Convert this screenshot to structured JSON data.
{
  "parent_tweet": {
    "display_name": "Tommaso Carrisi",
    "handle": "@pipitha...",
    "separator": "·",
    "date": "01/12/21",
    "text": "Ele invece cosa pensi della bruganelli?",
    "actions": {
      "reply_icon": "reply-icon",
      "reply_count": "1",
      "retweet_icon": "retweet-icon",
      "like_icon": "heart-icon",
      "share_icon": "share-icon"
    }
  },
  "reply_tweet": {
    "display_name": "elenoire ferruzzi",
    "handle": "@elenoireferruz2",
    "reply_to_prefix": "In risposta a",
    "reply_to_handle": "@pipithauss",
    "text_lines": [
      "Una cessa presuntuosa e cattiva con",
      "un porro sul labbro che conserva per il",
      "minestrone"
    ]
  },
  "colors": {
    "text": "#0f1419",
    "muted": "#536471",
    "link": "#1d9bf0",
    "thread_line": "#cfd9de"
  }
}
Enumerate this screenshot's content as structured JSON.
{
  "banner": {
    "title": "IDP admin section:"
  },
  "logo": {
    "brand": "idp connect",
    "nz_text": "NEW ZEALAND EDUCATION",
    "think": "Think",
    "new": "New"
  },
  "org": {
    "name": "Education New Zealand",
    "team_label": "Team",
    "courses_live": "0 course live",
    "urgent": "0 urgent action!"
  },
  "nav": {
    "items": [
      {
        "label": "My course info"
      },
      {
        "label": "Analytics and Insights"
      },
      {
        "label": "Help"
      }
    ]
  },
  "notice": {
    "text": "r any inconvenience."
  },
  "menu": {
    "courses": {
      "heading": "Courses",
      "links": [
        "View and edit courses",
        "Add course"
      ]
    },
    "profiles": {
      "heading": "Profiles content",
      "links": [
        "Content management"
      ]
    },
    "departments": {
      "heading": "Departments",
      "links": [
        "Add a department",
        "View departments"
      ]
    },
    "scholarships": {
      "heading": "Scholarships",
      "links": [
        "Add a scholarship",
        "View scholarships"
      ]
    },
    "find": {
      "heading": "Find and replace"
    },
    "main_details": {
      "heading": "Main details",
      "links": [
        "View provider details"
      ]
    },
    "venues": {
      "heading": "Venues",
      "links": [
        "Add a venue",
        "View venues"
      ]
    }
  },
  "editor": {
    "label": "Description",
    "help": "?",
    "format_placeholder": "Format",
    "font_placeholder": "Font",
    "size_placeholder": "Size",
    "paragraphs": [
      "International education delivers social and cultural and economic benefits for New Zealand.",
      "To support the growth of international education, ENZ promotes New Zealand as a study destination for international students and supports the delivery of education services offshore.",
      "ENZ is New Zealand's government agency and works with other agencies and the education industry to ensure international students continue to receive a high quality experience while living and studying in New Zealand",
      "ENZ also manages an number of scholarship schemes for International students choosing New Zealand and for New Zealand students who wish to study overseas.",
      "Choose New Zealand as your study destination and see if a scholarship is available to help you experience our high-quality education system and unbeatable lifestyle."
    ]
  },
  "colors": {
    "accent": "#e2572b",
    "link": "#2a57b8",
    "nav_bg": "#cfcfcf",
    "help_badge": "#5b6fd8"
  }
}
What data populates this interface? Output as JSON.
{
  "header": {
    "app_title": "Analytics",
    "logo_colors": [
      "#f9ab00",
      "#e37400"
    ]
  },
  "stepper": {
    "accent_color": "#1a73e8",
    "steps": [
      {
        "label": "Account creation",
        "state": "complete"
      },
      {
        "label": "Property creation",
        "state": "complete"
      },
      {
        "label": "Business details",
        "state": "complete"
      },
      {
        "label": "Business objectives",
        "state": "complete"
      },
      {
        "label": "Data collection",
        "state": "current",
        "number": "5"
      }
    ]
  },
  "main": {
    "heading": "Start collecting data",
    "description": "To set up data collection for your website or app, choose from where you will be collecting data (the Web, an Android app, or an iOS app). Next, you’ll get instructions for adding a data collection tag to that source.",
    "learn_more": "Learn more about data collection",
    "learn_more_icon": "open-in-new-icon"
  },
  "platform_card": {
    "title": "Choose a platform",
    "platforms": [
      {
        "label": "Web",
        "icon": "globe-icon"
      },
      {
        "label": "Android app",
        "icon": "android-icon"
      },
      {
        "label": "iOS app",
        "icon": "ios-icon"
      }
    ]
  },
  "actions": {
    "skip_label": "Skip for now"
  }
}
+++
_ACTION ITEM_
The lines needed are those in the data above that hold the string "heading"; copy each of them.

_COMPLETED EXERCISE_
      "heading": "Courses",
      "heading": "Profiles content",
      "heading": "Departments",
      "heading": "Scholarships",
      "heading": "Find and replace"
      "heading": "Main details",
      "heading": "Venues",
    "heading": "Start collecting data",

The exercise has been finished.